Synopsis: Jesuit priest Father Gabriel (Jeremy Irons) enters the Guarani lands in South America with the purpose of converting the natives... [More]
Critics Consensus:Joy is anchored by a strong performance from Jennifer Lawrence, although director David O. Russell's uncertain approach to its fascinating fact-based tale only sporadically sparks bursts of the titular emotion.
Synopsis: A story of a family across four generations, centered on the girl who becomes the woman (Jennifer Lawrence) who founds... [More]
Critics Consensus: Martin Scorsese's technical virtuosity and Liza Minelli's magnetic presence are on full display in New York, New York, although this ambitious musical's blend of swooning style and hard-bitten realism makes for a queasy mixture.
Synopsis: Jimmy Doyle (Robert De Niro), an aspiring saxophone player, meets established USO band singer Francine Evans (Liza Minnelli) during V-J... [More]
Critics Consensus: Stone boasts a cast that includes Robert De Niro, Edward Norton, and Milla Jovovich, and it features strong dialogue, but it's ultimately undone by its heavy-handed symbolism and overabundant plot twists.
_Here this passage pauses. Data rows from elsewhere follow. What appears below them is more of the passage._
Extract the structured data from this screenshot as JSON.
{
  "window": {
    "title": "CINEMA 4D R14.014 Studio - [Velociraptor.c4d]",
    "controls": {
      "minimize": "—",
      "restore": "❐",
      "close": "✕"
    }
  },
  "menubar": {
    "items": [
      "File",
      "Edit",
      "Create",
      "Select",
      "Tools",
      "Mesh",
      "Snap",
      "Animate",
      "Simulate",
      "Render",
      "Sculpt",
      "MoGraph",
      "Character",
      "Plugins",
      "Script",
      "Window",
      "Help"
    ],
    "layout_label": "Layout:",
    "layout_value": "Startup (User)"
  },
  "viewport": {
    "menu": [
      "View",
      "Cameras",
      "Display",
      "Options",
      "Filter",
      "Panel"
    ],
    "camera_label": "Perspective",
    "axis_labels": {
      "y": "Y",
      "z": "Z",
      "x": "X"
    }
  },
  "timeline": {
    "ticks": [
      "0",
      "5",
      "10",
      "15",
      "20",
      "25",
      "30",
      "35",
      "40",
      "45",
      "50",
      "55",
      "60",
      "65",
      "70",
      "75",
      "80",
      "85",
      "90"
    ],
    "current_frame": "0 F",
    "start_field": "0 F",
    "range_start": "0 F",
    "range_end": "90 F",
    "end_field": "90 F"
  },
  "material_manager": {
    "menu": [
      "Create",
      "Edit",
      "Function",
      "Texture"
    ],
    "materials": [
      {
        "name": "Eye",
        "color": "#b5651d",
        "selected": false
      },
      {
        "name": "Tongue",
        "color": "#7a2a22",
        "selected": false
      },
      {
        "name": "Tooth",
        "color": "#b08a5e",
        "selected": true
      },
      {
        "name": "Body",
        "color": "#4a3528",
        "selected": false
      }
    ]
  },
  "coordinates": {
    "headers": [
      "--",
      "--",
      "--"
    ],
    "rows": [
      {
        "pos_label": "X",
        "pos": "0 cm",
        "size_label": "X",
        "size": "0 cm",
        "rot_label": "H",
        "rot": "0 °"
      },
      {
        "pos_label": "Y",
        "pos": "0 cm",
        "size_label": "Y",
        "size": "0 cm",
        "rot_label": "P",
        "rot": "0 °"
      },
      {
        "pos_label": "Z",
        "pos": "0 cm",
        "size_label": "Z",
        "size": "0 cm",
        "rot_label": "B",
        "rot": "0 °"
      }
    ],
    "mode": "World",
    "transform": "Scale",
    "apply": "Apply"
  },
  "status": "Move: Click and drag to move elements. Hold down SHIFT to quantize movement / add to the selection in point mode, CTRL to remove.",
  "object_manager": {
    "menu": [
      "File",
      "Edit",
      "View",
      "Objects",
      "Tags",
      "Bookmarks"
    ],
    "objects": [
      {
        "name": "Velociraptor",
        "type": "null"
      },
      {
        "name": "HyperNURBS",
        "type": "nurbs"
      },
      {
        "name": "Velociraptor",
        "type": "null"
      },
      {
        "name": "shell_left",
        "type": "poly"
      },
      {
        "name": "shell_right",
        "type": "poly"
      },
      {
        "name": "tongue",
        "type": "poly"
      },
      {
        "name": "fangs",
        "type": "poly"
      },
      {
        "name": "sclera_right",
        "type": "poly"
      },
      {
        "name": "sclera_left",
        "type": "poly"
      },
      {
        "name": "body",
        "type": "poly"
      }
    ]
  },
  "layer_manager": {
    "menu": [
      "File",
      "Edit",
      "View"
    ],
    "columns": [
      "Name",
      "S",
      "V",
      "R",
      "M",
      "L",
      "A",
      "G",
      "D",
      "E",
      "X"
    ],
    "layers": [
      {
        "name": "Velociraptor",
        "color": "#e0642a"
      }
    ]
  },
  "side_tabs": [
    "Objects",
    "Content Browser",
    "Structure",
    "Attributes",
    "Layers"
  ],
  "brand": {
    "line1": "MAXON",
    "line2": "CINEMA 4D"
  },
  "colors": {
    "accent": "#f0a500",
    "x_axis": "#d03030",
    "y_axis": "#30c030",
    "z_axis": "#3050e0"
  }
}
Synopsis: Parole officer Jack Mabry (Robert De Niro) is just days from retirement and busy wrapping up the last few cases,... [More]
Critics Consensus: Tony Scott's visceral flash proves to be an ill fit for The Fan, a queasy tale of obsession that succeeds at making audiences uncomfortable, but strikes out when it comes to delivering the thrills.
Synopsis: A troubled salesman who peddles knives, Gil Renard (Robert De Niro) has a volatile personality, which has resulted in divorce... [More]
Critics Consensus: Robert De Niro and especially Dakota Fanning have earned some praise for their work in Hide and Seek, but critics have called the rest of the film derivative, illogical and somewhat silly.
Synopsis: Following the suicide of his wife (Amy Irving), psychologist David Callaway (Robert De Niro) decides to take his daughter, Emily... [More]